he says he will, we'll see about that.
I can promise you plenty of good shooting, for there are lots of Quail, partridges and rabbits to be found; but this is not
half, there are a great many other things to be considered. I don't think we will have an examination this Xmas and so
I will be able to get away sooner. I only hope you won't be gone before I get home. And getting on very well, altho'[sic]
I am not working as hard as I ought to. I find it very hard on account of the rows that take place nearly every night, as
soon as the fellows get thro'[sic] their lectures, they adjourn
[END PAGE TWO]
[BEGIN PAGE THREE]
to some of the second year men's rooms and after drinking, singing and smoking, proceed to the doors of the chapel and
there have a regular hoe-down. I hardly approve of the place they have chosen, for I do not think it quite right. They will
be pretty well quieted down by the end of next term because the [ . . . ] exam will then soon be coming on and they will have
to work hard. I hope you will lasso a scholarship when you come up, I am sure you will if you work hard and steadily. Jimmie
is very sick and don't know what it is, but I suppose fever and ague as usual. I won't ask you to write back, not
that I wouldn't be overjoyed to hear from you, but because it might give you a great deal of trouble and keep you from

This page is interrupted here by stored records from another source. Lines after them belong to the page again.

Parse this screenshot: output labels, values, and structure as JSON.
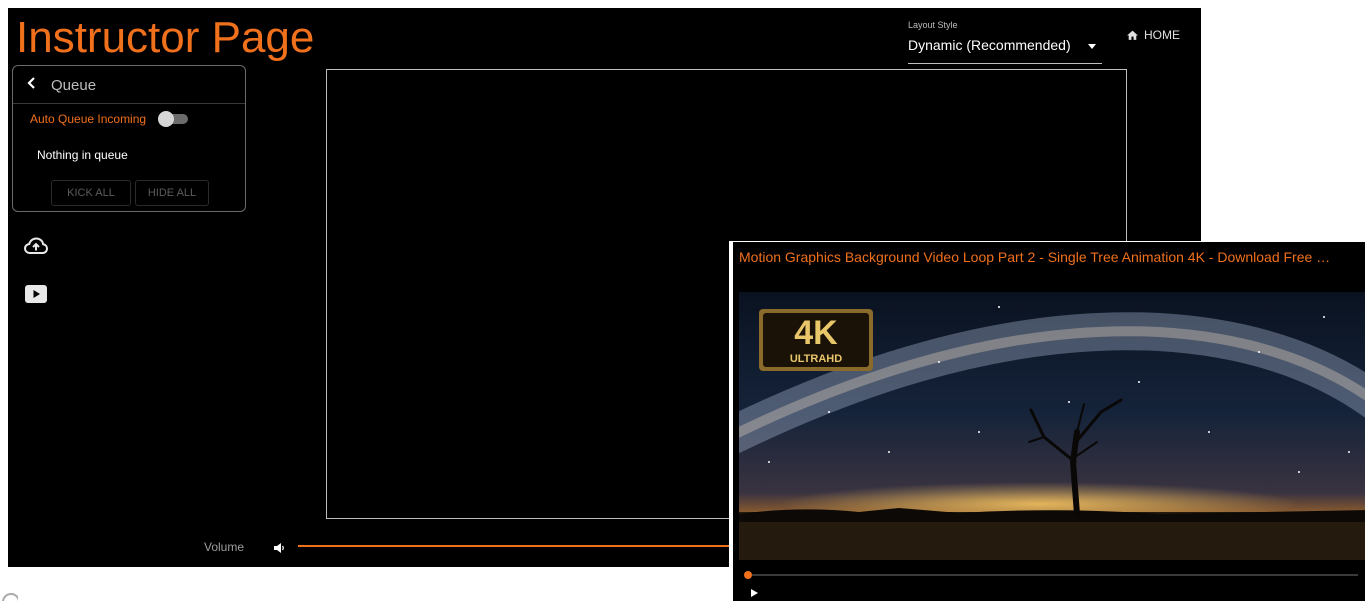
{
  "header": {
    "title": "Instructor Page",
    "layout_label": "Layout Style",
    "layout_value": "Dynamic (Recommended)",
    "home_label": "HOME"
  },
  "queue": {
    "title": "Queue",
    "auto_queue_label": "Auto Queue Incoming",
    "auto_queue_on": false,
    "empty_text": "Nothing in queue",
    "kick_all_label": "KICK ALL",
    "hide_all_label": "HIDE ALL"
  },
  "sidebar_icons": [
    "cloud-upload-icon",
    "youtube-icon"
  ],
  "volume": {
    "label": "Volume",
    "level": 1.0
  },
  "video": {
    "title": "Motion Graphics Background Video Loop Part 2 - Single Tree Animation 4K - Download Free …",
    "badge_main": "4K",
    "badge_sub": "ULTRAHD",
    "progress": 0.0
  },
  "colors": {
    "accent": "#f0701c",
    "background": "#000000",
    "panel_border": "#6a6a6a"
  }
}
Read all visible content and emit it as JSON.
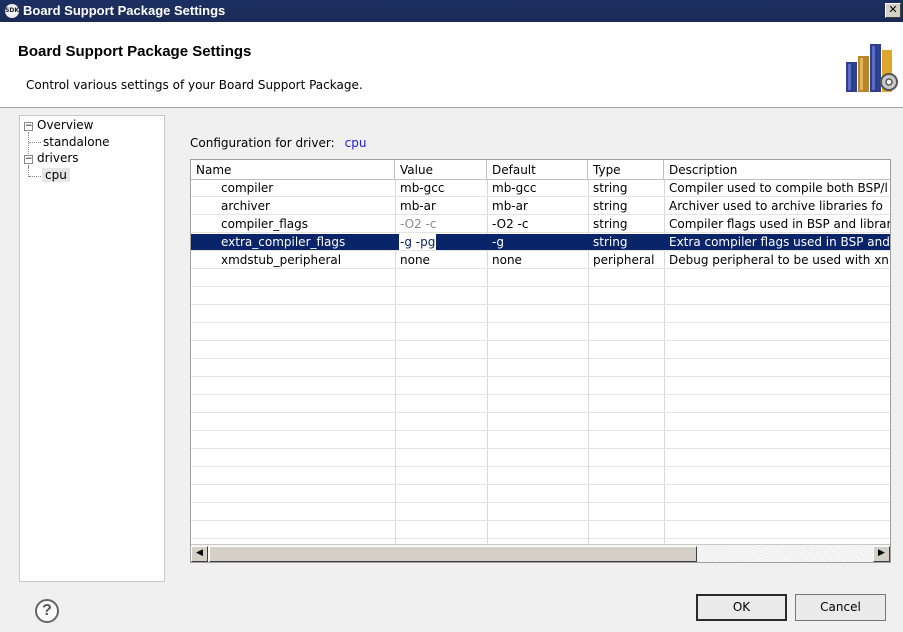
{
  "window": {
    "title": "Board Support Package Settings",
    "app_icon": "SDK"
  },
  "header": {
    "title": "Board Support Package Settings",
    "description": "Control various settings of your Board Support Package."
  },
  "tree": {
    "items": [
      {
        "label": "Overview",
        "expanded": true
      },
      {
        "label": "standalone"
      },
      {
        "label": "drivers",
        "expanded": true
      },
      {
        "label": "cpu",
        "selected": true
      }
    ]
  },
  "config": {
    "label": "Configuration for driver:",
    "driver": "cpu"
  },
  "table": {
    "columns": [
      "Name",
      "Value",
      "Default",
      "Type",
      "Description"
    ],
    "rows": [
      {
        "name": "compiler",
        "value": "mb-gcc",
        "default": "mb-gcc",
        "type": "string",
        "description": "Compiler used to compile both BSP/l"
      },
      {
        "name": "archiver",
        "value": "mb-ar",
        "default": "mb-ar",
        "type": "string",
        "description": "Archiver used to archive libraries fo"
      },
      {
        "name": "compiler_flags",
        "value": "-O2 -c",
        "default": "-O2 -c",
        "type": "string",
        "description": "Compiler flags used in BSP and librar"
      },
      {
        "name": "extra_compiler_flags",
        "value": "-g -pg",
        "default": "-g",
        "type": "string",
        "description": "Extra compiler flags used in BSP and"
      },
      {
        "name": "xmdstub_peripheral",
        "value": "none",
        "default": "none",
        "type": "peripheral",
        "description": "Debug peripheral to be used with xn"
      }
    ]
  },
  "buttons": {
    "help": "?",
    "ok": "OK",
    "cancel": "Cancel"
  },
  "colors": {
    "selection": "#0a246a",
    "link": "#1a1ad6",
    "titlebar": "#1b2f61"
  }
}
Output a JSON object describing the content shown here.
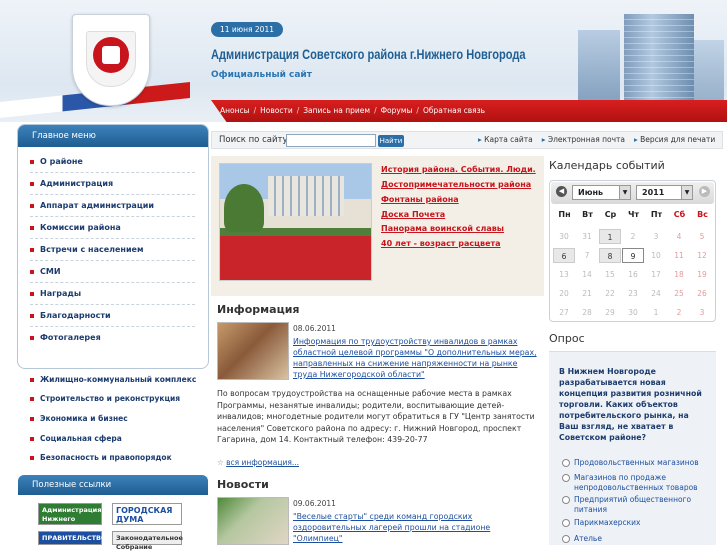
{
  "header": {
    "date": "11 июня 2011",
    "title": "Администрация Советского района г.Нижнего Новгорода",
    "subtitle": "Официальный сайт",
    "nav": [
      "Анонсы",
      "Новости",
      "Запись на прием",
      "Форумы",
      "Обратная связь"
    ]
  },
  "search": {
    "label": "Поиск по сайту:",
    "value": "",
    "button": "Найти"
  },
  "toplinks": [
    "Карта сайта",
    "Электронная почта",
    "Версия для печати"
  ],
  "sidebar": {
    "title": "Главное меню",
    "items": [
      "О районе",
      "Администрация",
      "Аппарат администрации",
      "Комиссии района",
      "Встречи с населением",
      "СМИ",
      "Награды",
      "Благодарности",
      "Фотогалерея"
    ],
    "extra_items": [
      "Жилищно-коммунальный комплекс",
      "Строительство и реконструкция",
      "Экономика и бизнес",
      "Социальная сфера",
      "Безопасность и правопорядок"
    ],
    "links_title": "Полезные ссылки",
    "banners": [
      "Администрация Нижнего Новгорода",
      "ГОРОДСКАЯ ДУМА",
      "ПРАВИТЕЛЬСТВО",
      "Законодательное Собрание"
    ]
  },
  "feature": {
    "links": [
      "История района. События. Люди.",
      "Достопримечательности района",
      "Фонтаны района",
      "Доска Почета",
      "Панорама воинской славы",
      "40 лет - возраст расцвета"
    ]
  },
  "info": {
    "title": "Информация",
    "date": "08.06.2011",
    "link": "Информация по трудоустройству инвалидов в рамках областной целевой программы \"О дополнительных мерах, направленных на снижение напряженности на рынке труда Нижегородской области\"",
    "body": "По вопросам трудоустройства на оснащенные рабочие места в рамках Программы, незанятые инвалиды; родители, воспитывающие детей-инвалидов; многодетные родители могут обратиться в ГУ \"Центр занятости населения\" Советского района по адресу: г. Нижний Новгород, проспект Гагарина, дом 14. Контактный телефон: 439-20-77",
    "more": "вся информация..."
  },
  "news": {
    "title": "Новости",
    "date": "09.06.2011",
    "link": "\"Веселые старты\" среди команд городских оздоровительных лагерей прошли на стадионе \"Олимпиец\""
  },
  "calendar": {
    "title": "Календарь событий",
    "month": "Июнь",
    "year": "2011",
    "dow": [
      "Пн",
      "Вт",
      "Ср",
      "Чт",
      "Пт",
      "Сб",
      "Вс"
    ],
    "weeks": [
      [
        "30",
        "31",
        "1",
        "2",
        "3",
        "4",
        "5"
      ],
      [
        "6",
        "7",
        "8",
        "9",
        "10",
        "11",
        "12"
      ],
      [
        "13",
        "14",
        "15",
        "16",
        "17",
        "18",
        "19"
      ],
      [
        "20",
        "21",
        "22",
        "23",
        "24",
        "25",
        "26"
      ],
      [
        "27",
        "28",
        "29",
        "30",
        "1",
        "2",
        "3"
      ]
    ]
  },
  "poll": {
    "title": "Опрос",
    "question": "В Нижнем Новгороде разрабатывается новая концепция развития розничной торговли. Каких объектов потребительского рынка, на Ваш взгляд, не хватает в Советском районе?",
    "options": [
      "Продовольственных магазинов",
      "Магазинов по продаже непродовольственных товаров",
      "Предприятий общественного питания",
      "Парикмахерских",
      "Ателье"
    ]
  }
}
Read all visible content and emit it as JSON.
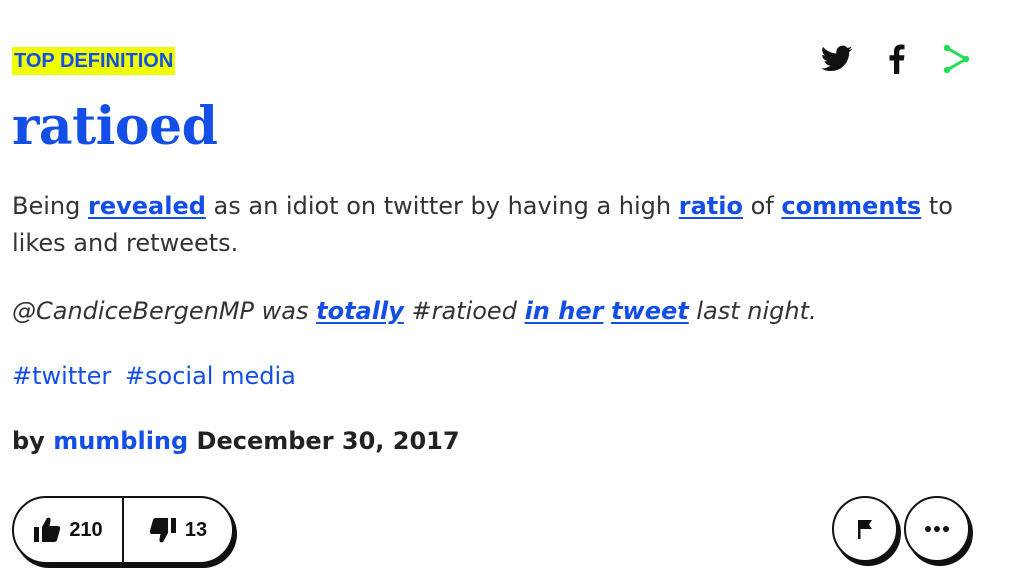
{
  "badge": {
    "label": "TOP DEFINITION"
  },
  "share": {
    "icons": [
      "twitter-icon",
      "facebook-icon",
      "share-icon"
    ],
    "share_color": "#22dd55"
  },
  "word": "ratioed",
  "meaning": {
    "t1": "Being ",
    "link1": "revealed",
    "t2": " as an idiot on twitter by having a high ",
    "link2": "ratio",
    "t3": " of ",
    "link3": "comments",
    "t4": " to likes and retweets."
  },
  "example": {
    "t1": "@CandiceBergenMP was ",
    "link1": "totally",
    "t2": " #ratioed ",
    "link2": "in her",
    "t3": " ",
    "link3": "tweet",
    "t4": " last night."
  },
  "tags": [
    "#twitter",
    "#social media"
  ],
  "byline": {
    "prefix": "by ",
    "author": "mumbling",
    "date": " December 30, 2017"
  },
  "votes": {
    "up": "210",
    "down": "13"
  },
  "colors": {
    "accent": "#134fe6",
    "highlight": "#efff00"
  }
}
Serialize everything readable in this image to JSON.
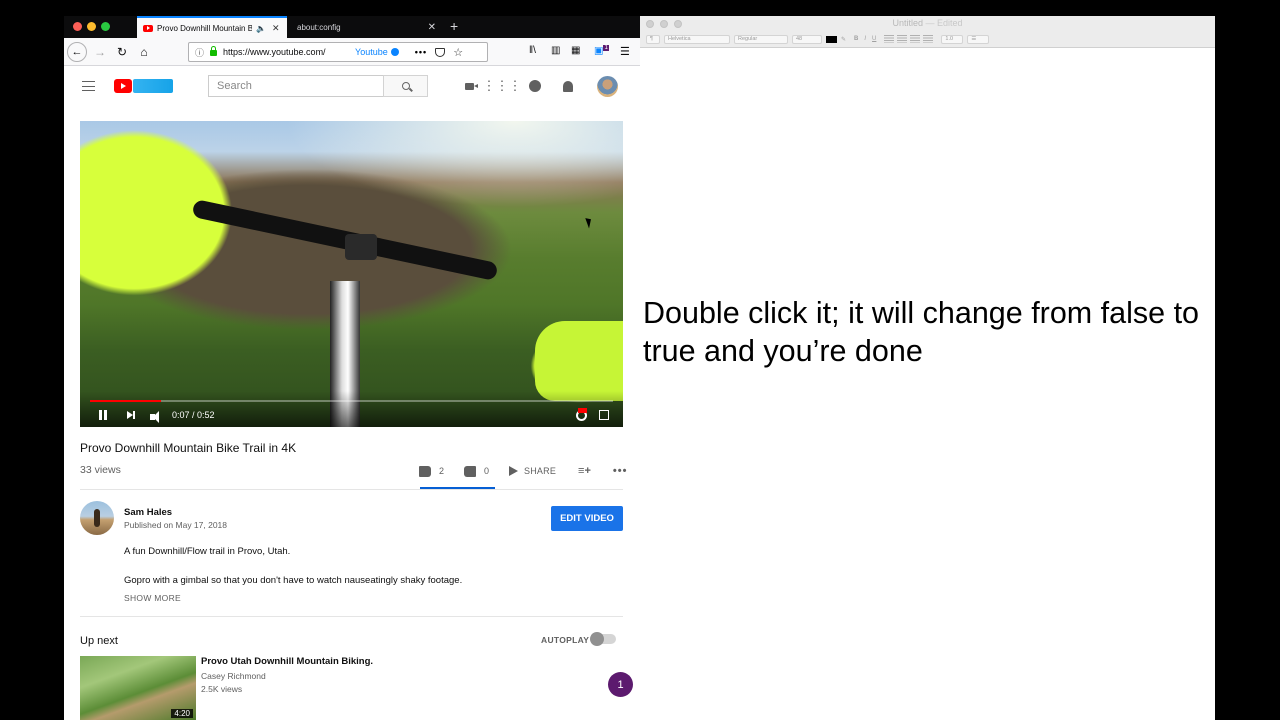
{
  "browser": {
    "tabs": [
      {
        "title": "Provo Downhill Mountain Bike",
        "active": true
      },
      {
        "title": "about:config",
        "active": false
      }
    ],
    "new_tab_label": "+",
    "url": "https://www.youtube.com/",
    "bookmark_label": "Youtube",
    "more_label": "•••",
    "star_label": "☆",
    "extension_badge": "1"
  },
  "youtube": {
    "search_placeholder": "Search",
    "video": {
      "time": "0:07 / 0:52",
      "progress_fraction": 0.135
    },
    "title": "Provo Downhill Mountain Bike Trail in 4K",
    "views": "33 views",
    "likes": "2",
    "dislikes": "0",
    "share_label": "SHARE",
    "owner": {
      "name": "Sam Hales",
      "published": "Published on May 17, 2018"
    },
    "edit_button": "EDIT VIDEO",
    "description": [
      "A fun Downhill/Flow trail in Provo, Utah.",
      "Gopro with a gimbal so that you don't have to watch nauseatingly shaky footage."
    ],
    "show_more": "SHOW MORE",
    "up_next_label": "Up next",
    "autoplay_label": "AUTOPLAY",
    "autoplay_on": false,
    "next_video": {
      "title": "Provo Utah Downhill Mountain Biking.",
      "channel": "Casey Richmond",
      "views": "2.5K views",
      "duration": "4:20"
    },
    "notification_count": "1"
  },
  "textedit": {
    "title": "Untitled",
    "edited_label": "— Edited",
    "toolbar": {
      "font_family": "Helvetica",
      "font_style": "Regular",
      "font_size": "48",
      "bold": "B",
      "italic": "I",
      "underline": "U",
      "line_spacing": "1.0"
    },
    "body_text": "Double click it; it will change from false to true and you’re done"
  }
}
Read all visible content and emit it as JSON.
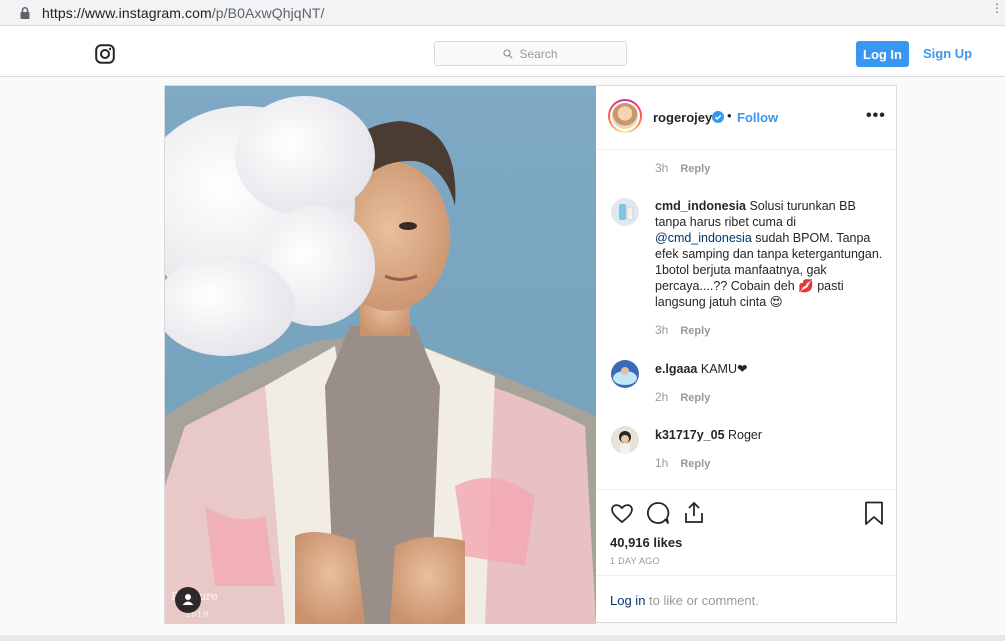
{
  "browser": {
    "url_host": "https://www.instagram.com",
    "url_path": "/p/B0AxwQhjqNT/"
  },
  "nav": {
    "search_placeholder": "Search",
    "login_label": "Log In",
    "signup_label": "Sign Up"
  },
  "post": {
    "username": "rogerojey",
    "separator": "•",
    "follow_label": "Follow",
    "more_label": "•••",
    "photo_watermark": "Pa    ature",
    "photo_watermark_year": "2019",
    "likes": "40,916 likes",
    "time_ago": "1 DAY AGO",
    "login_link": "Log in",
    "login_suffix": " to like or comment."
  },
  "comments": [
    {
      "time": "3h",
      "reply": "Reply"
    },
    {
      "username": "cmd_indonesia",
      "text_before": " Solusi turunkan BB tanpa harus ribet cuma di ",
      "mention": "@cmd_indonesia",
      "text_after": " sudah BPOM. Tanpa efek samping dan tanpa ketergantungan. 1botol berjuta manfaatnya, gak percaya....?? Cobain deh 💋 pasti langsung jatuh cinta 😍",
      "time": "3h",
      "reply": "Reply"
    },
    {
      "username": "e.lgaaa",
      "text": " KAMU❤",
      "time": "2h",
      "reply": "Reply"
    },
    {
      "username": "k31717y_05",
      "text": " Roger",
      "time": "1h",
      "reply": "Reply"
    }
  ],
  "colors": {
    "accent": "#3897f0",
    "link": "#003569",
    "muted": "#999999",
    "border": "#dbdbdb"
  }
}
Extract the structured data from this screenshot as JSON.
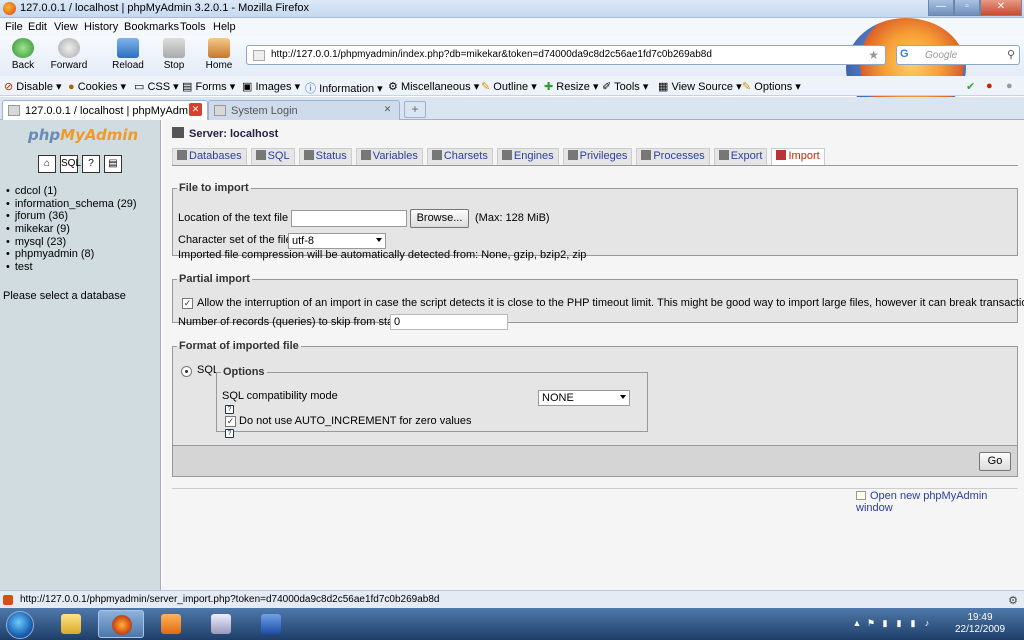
{
  "window": {
    "title": "127.0.0.1 / localhost | phpMyAdmin 3.2.0.1 - Mozilla Firefox",
    "controls": {
      "minimize": "—",
      "maximize": "▫",
      "close": "✕"
    }
  },
  "menu": [
    "File",
    "Edit",
    "View",
    "History",
    "Bookmarks",
    "Tools",
    "Help"
  ],
  "nav": {
    "back": "Back",
    "forward": "Forward",
    "reload": "Reload",
    "stop": "Stop",
    "home": "Home",
    "url": "http://127.0.0.1/phpmyadmin/index.php?db=mikekar&token=d74000da9c8d2c56ae1fd7c0b269ab8d",
    "search_engine": "G",
    "search_placeholder": "Google"
  },
  "webdev": [
    "Disable ▾",
    "Cookies ▾",
    "CSS ▾",
    "Forms ▾",
    "Images ▾",
    "Information ▾",
    "Miscellaneous ▾",
    "Outline ▾",
    "Resize ▾",
    "Tools ▾",
    "View Source ▾",
    "Options ▾"
  ],
  "browser_tabs": [
    {
      "label": "127.0.0.1 / localhost | phpMyAdm..."
    },
    {
      "label": "System Login"
    }
  ],
  "left": {
    "logo_a": "php",
    "logo_b": "MyAdmin",
    "icons": [
      "⌂",
      "SQL",
      "?",
      "▤"
    ],
    "databases": [
      "cdcol (1)",
      "information_schema (29)",
      "jforum (36)",
      "mikekar (9)",
      "mysql (23)",
      "phpmyadmin (8)",
      "test"
    ],
    "select_db": "Please select a database"
  },
  "main": {
    "server": "Server: localhost",
    "tabs": [
      "Databases",
      "SQL",
      "Status",
      "Variables",
      "Charsets",
      "Engines",
      "Privileges",
      "Processes",
      "Export",
      "Import"
    ],
    "active_tab": "Import",
    "file_import": {
      "legend": "File to import",
      "location_label": "Location of the text file",
      "browse": "Browse...",
      "max": "(Max: 128 MiB)",
      "charset_label": "Character set of the file:",
      "charset_value": "utf-8",
      "compression_note": "Imported file compression will be automatically detected from: None, gzip, bzip2, zip"
    },
    "partial_import": {
      "legend": "Partial import",
      "allow_interrupt": "Allow the interruption of an import in case the script detects it is close to the PHP timeout limit. This might be good way to import large files, however it can break transactions.",
      "skip_label": "Number of records (queries) to skip from start",
      "skip_value": "0"
    },
    "format": {
      "legend": "Format of imported file",
      "format_sql": "SQL",
      "options_legend": "Options",
      "compat_label": "SQL compatibility mode",
      "compat_value": "NONE",
      "no_auto_inc": "Do not use AUTO_INCREMENT for zero values"
    },
    "go": "Go",
    "new_window": "Open new phpMyAdmin window"
  },
  "status": {
    "url": "http://127.0.0.1/phpmyadmin/server_import.php?token=d74000da9c8d2c56ae1fd7c0b269ab8d"
  },
  "clock": {
    "time": "19:49",
    "date": "22/12/2009"
  }
}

getting better sooner. Don't dare to leave Oakville without my seeing you.